Data items
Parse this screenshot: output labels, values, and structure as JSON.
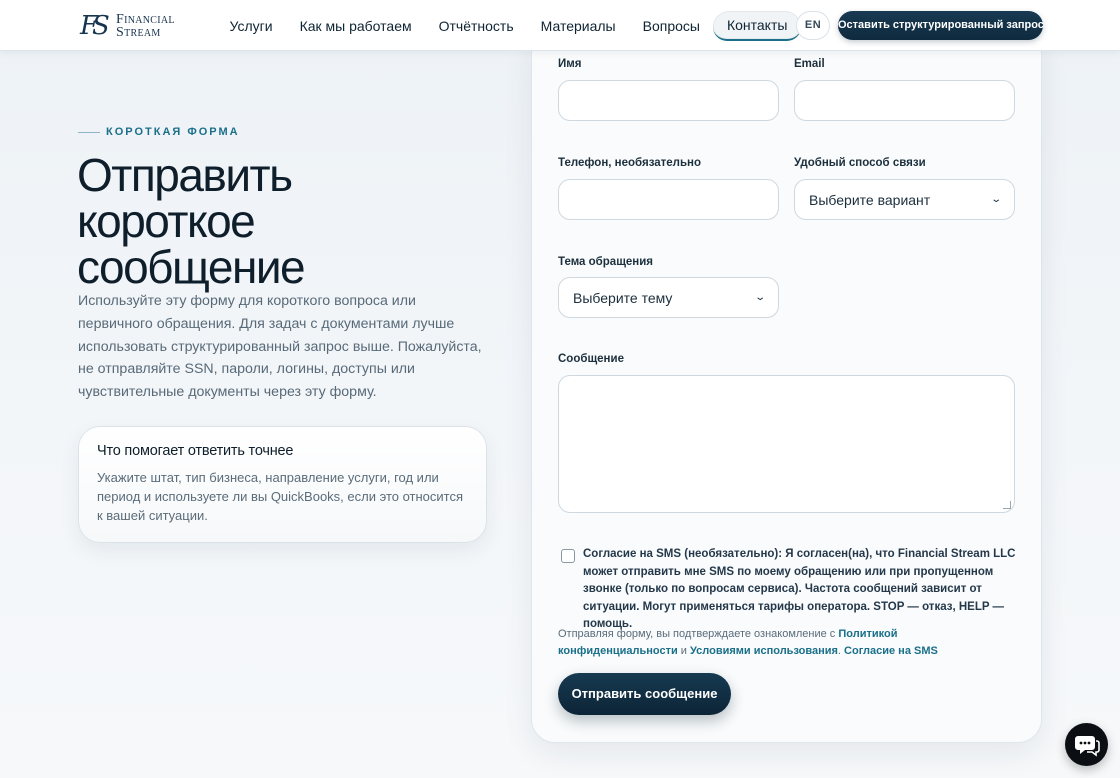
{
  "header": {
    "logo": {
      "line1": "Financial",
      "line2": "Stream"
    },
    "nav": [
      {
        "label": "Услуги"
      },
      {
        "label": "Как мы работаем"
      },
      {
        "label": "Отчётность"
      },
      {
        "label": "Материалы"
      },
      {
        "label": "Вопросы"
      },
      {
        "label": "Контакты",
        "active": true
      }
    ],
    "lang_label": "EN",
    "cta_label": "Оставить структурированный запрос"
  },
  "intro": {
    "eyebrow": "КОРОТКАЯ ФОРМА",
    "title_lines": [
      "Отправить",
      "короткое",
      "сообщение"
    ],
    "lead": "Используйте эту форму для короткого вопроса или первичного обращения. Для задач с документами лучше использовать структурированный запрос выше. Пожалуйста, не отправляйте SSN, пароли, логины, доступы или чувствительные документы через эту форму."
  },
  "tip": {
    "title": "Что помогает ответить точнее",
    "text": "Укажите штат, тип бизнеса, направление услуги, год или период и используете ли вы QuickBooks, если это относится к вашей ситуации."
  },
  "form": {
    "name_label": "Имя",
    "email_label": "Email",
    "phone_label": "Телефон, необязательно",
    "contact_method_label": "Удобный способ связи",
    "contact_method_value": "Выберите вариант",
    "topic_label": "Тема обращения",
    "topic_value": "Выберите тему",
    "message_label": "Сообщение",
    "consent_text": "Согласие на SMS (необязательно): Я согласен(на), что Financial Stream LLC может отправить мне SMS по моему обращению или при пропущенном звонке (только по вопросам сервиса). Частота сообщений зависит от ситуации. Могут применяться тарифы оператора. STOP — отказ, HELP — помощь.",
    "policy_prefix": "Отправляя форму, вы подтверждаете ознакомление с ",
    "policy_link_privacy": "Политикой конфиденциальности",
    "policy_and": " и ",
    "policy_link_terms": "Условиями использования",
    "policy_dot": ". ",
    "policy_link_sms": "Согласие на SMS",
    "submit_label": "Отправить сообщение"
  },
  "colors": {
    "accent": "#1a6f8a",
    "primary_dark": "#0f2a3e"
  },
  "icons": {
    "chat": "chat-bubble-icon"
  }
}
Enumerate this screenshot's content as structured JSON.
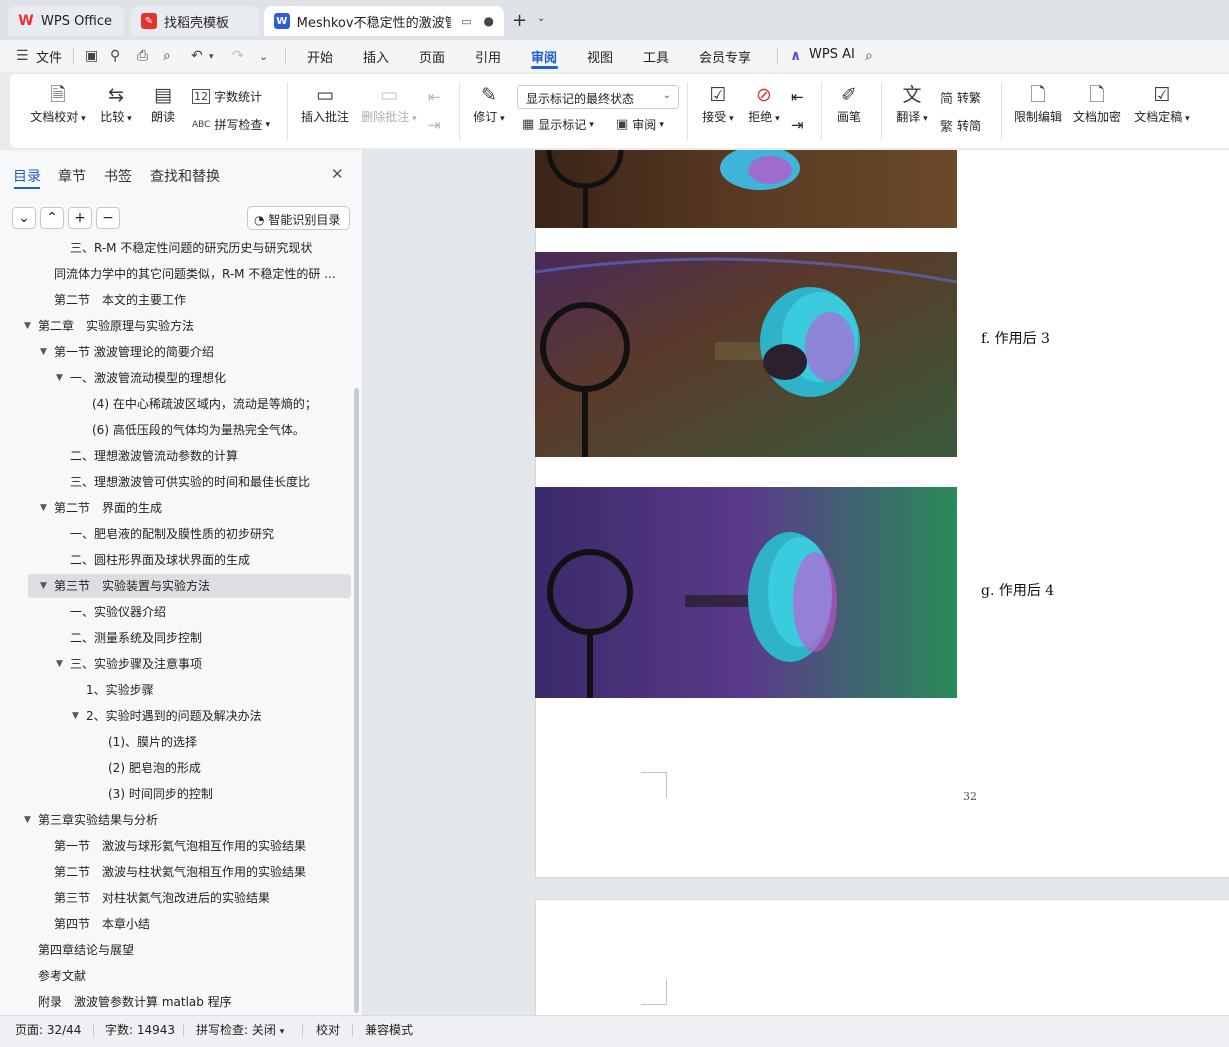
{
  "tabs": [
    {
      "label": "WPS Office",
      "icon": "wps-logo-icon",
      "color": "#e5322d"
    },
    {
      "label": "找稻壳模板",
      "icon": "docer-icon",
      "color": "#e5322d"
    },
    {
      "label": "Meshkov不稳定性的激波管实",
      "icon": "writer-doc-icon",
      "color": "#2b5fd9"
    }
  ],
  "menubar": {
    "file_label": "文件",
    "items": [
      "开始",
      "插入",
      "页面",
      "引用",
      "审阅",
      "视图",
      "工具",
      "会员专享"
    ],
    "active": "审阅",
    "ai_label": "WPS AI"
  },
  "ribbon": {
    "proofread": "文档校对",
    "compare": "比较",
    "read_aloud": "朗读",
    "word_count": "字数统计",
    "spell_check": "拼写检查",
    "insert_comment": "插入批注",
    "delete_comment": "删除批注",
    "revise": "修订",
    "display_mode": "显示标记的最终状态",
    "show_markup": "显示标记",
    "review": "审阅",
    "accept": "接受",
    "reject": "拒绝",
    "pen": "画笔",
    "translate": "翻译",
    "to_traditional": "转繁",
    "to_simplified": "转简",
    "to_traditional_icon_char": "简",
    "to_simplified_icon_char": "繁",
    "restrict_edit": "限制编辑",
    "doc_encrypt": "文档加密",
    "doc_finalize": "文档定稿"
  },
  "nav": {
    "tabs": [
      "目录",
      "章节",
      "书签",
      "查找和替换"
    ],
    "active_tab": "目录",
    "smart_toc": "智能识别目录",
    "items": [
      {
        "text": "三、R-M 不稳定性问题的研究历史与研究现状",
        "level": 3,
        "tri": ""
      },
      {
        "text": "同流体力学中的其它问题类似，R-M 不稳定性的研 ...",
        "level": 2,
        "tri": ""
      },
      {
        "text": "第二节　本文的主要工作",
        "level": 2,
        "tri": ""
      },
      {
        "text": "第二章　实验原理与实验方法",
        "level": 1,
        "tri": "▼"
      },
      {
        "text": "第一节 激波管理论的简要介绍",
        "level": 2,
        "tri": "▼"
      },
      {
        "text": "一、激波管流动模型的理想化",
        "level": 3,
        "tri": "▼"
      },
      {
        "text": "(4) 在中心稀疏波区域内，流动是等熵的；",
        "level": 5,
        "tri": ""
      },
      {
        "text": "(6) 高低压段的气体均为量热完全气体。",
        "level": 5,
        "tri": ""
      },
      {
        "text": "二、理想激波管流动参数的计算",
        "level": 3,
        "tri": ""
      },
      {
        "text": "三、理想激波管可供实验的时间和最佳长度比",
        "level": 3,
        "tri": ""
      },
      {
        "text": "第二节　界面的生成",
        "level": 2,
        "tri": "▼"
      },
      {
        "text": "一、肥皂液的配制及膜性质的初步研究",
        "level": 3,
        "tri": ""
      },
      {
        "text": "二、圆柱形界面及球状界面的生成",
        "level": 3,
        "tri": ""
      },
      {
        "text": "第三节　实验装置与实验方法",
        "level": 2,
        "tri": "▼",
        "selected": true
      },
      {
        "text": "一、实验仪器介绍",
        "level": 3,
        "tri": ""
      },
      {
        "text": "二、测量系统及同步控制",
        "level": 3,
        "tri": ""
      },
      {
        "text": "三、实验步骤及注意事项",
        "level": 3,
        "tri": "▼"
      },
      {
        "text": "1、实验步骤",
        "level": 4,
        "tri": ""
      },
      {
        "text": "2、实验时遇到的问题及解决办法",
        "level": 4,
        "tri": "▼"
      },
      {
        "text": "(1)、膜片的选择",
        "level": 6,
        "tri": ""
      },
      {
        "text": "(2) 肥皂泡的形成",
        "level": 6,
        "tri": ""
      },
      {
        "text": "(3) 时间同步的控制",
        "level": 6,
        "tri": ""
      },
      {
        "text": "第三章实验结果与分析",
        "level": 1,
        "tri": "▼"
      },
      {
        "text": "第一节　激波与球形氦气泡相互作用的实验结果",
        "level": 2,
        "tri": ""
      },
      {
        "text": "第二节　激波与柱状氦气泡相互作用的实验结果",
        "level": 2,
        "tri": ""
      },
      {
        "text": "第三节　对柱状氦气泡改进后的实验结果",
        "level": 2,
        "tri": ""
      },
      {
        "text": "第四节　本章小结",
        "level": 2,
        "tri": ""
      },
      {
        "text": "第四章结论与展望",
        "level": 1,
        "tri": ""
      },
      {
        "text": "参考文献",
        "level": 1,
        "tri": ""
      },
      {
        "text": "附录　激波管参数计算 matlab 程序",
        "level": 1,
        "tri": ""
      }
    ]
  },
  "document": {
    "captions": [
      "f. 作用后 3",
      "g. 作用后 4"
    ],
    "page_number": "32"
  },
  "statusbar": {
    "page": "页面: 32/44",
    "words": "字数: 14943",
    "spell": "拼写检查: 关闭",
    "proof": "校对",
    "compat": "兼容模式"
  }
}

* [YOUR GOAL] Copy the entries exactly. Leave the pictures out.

* [THE COMPLETED TASK]
Parse this screenshot: output labels, values, and structure as JSON.
{
  "header": {
    "logo": {
      "line1": "Financial",
      "line2": "Stream"
    },
    "nav": [
      {
        "label": "Услуги"
      },
      {
        "label": "Как мы работаем"
      },
      {
        "label": "Отчётность"
      },
      {
        "label": "Материалы"
      },
      {
        "label": "Вопросы"
      },
      {
        "label": "Контакты",
        "active": true
      }
    ],
    "lang_label": "EN",
    "cta_label": "Оставить структурированный запрос"
  },
  "intro": {
    "eyebrow": "КОРОТКАЯ ФОРМА",
    "title_lines": [
      "Отправить",
      "короткое",
      "сообщение"
    ],
    "lead": "Используйте эту форму для короткого вопроса или первичного обращения. Для задач с документами лучше использовать структурированный запрос выше. Пожалуйста, не отправляйте SSN, пароли, логины, доступы или чувствительные документы через эту форму."
  },
  "tip": {
    "title": "Что помогает ответить точнее",
    "text": "Укажите штат, тип бизнеса, направление услуги, год или период и используете ли вы QuickBooks, если это относится к вашей ситуации."
  },
  "form": {
    "name_label": "Имя",
    "email_label": "Email",
    "phone_label": "Телефон, необязательно",
    "contact_method_label": "Удобный способ связи",
    "contact_method_value": "Выберите вариант",
    "topic_label": "Тема обращения",
    "topic_value": "Выберите тему",
    "message_label": "Сообщение",
    "consent_text": "Согласие на SMS (необязательно): Я согласен(на), что Financial Stream LLC может отправить мне SMS по моему обращению или при пропущенном звонке (только по вопросам сервиса). Частота сообщений зависит от ситуации. Могут применяться тарифы оператора. STOP — отказ, HELP — помощь.",
    "policy_prefix": "Отправляя форму, вы подтверждаете ознакомление с ",
    "policy_link_privacy": "Политикой конфиденциальности",
    "policy_and": " и ",
    "policy_link_terms": "Условиями использования",
    "policy_dot": ". ",
    "policy_link_sms": "Согласие на SMS",
    "submit_label": "Отправить сообщение"
  },
  "colors": {
    "accent": "#1a6f8a",
    "primary_dark": "#0f2a3e"
  },
  "icons": {
    "chat": "chat-bubble-icon"
  }
}
Enumerate this screenshot's content as structured JSON.
{
  "tabs": [
    {
      "label": "WPS Office",
      "icon": "wps-logo-icon",
      "color": "#e5322d"
    },
    {
      "label": "找稻壳模板",
      "icon": "docer-icon",
      "color": "#e5322d"
    },
    {
      "label": "Meshkov不稳定性的激波管实",
      "icon": "writer-doc-icon",
      "color": "#2b5fd9"
    }
  ],
  "menubar": {
    "file_label": "文件",
    "items": [
      "开始",
      "插入",
      "页面",
      "引用",
      "审阅",
      "视图",
      "工具",
      "会员专享"
    ],
    "active": "审阅",
    "ai_label": "WPS AI"
  },
  "ribbon": {
    "proofread": "文档校对",
    "compare": "比较",
    "read_aloud": "朗读",
    "word_count": "字数统计",
    "spell_check": "拼写检查",
    "insert_comment": "插入批注",
    "delete_comment": "删除批注",
    "revise": "修订",
    "display_mode": "显示标记的最终状态",
    "show_markup": "显示标记",
    "review": "审阅",
    "accept": "接受",
    "reject": "拒绝",
    "pen": "画笔",
    "translate": "翻译",
    "to_traditional": "转繁",
    "to_simplified": "转简",
    "to_traditional_icon_char": "简",
    "to_simplified_icon_char": "繁",
    "restrict_edit": "限制编辑",
    "doc_encrypt": "文档加密",
    "doc_finalize": "文档定稿"
  },
  "nav": {
    "tabs": [
      "目录",
      "章节",
      "书签",
      "查找和替换"
    ],
    "active_tab": "目录",
    "smart_toc": "智能识别目录",
    "items": [
      {
        "text": "三、R-M 不稳定性问题的研究历史与研究现状",
        "level": 3,
        "tri": ""
      },
      {
        "text": "同流体力学中的其它问题类似，R-M 不稳定性的研 ...",
        "level": 2,
        "tri": ""
      },
      {
        "text": "第二节　本文的主要工作",
        "level": 2,
        "tri": ""
      },
      {
        "text": "第二章　实验原理与实验方法",
        "level": 1,
        "tri": "▼"
      },
      {
        "text": "第一节 激波管理论的简要介绍",
        "level": 2,
        "tri": "▼"
      },
      {
        "text": "一、激波管流动模型的理想化",
        "level": 3,
        "tri": "▼"
      },
      {
        "text": "(4) 在中心稀疏波区域内，流动是等熵的；",
        "level": 5,
        "tri": ""
      },
      {
        "text": "(6) 高低压段的气体均为量热完全气体。",
        "level": 5,
        "tri": ""
      },
      {
        "text": "二、理想激波管流动参数的计算",
        "level": 3,
        "tri": ""
      },
      {
        "text": "三、理想激波管可供实验的时间和最佳长度比",
        "level": 3,
        "tri": ""
      },
      {
        "text": "第二节　界面的生成",
        "level": 2,
        "tri": "▼"
      },
      {
        "text": "一、肥皂液的配制及膜性质的初步研究",
        "level": 3,
        "tri": ""
      },
      {
        "text": "二、圆柱形界面及球状界面的生成",
        "level": 3,
        "tri": ""
      },
      {
        "text": "第三节　实验装置与实验方法",
        "level": 2,
        "tri": "▼",
        "selected": true
      },
      {
        "text": "一、实验仪器介绍",
        "level": 3,
        "tri": ""
      },
      {
        "text": "二、测量系统及同步控制",
        "level": 3,
        "tri": ""
      },
      {
        "text": "三、实验步骤及注意事项",
        "level": 3,
        "tri": "▼"
      },
      {
        "text": "1、实验步骤",
        "level": 4,
        "tri": ""
      },
      {
        "text": "2、实验时遇到的问题及解决办法",
        "level": 4,
        "tri": "▼"
      },
      {
        "text": "(1)、膜片的选择",
        "level": 6,
        "tri": ""
      },
      {
        "text": "(2) 肥皂泡的形成",
        "level": 6,
        "tri": ""
      },
      {
        "text": "(3) 时间同步的控制",
        "level": 6,
        "tri": ""
      },
      {
        "text": "第三章实验结果与分析",
        "level": 1,
        "tri": "▼"
      },
      {
        "text": "第一节　激波与球形氦气泡相互作用的实验结果",
        "level": 2,
        "tri": ""
      },
      {
        "text": "第二节　激波与柱状氦气泡相互作用的实验结果",
        "level": 2,
        "tri": ""
      },
      {
        "text": "第三节　对柱状氦气泡改进后的实验结果",
        "level": 2,
        "tri": ""
      },
      {
        "text": "第四节　本章小结",
        "level": 2,
        "tri": ""
      },
      {
        "text": "第四章结论与展望",
        "level": 1,
        "tri": ""
      },
      {
        "text": "参考文献",
        "level": 1,
        "tri": ""
      },
      {
        "text": "附录　激波管参数计算 matlab 程序",
        "level": 1,
        "tri": ""
      }
    ]
  },
  "document": {
    "captions": [
      "f. 作用后 3",
      "g. 作用后 4"
    ],
    "page_number": "32"
  },
  "statusbar": {
    "page": "页面: 32/44",
    "words": "字数: 14943",
    "spell": "拼写检查: 关闭",
    "proof": "校对",
    "compat": "兼容模式"
  }
}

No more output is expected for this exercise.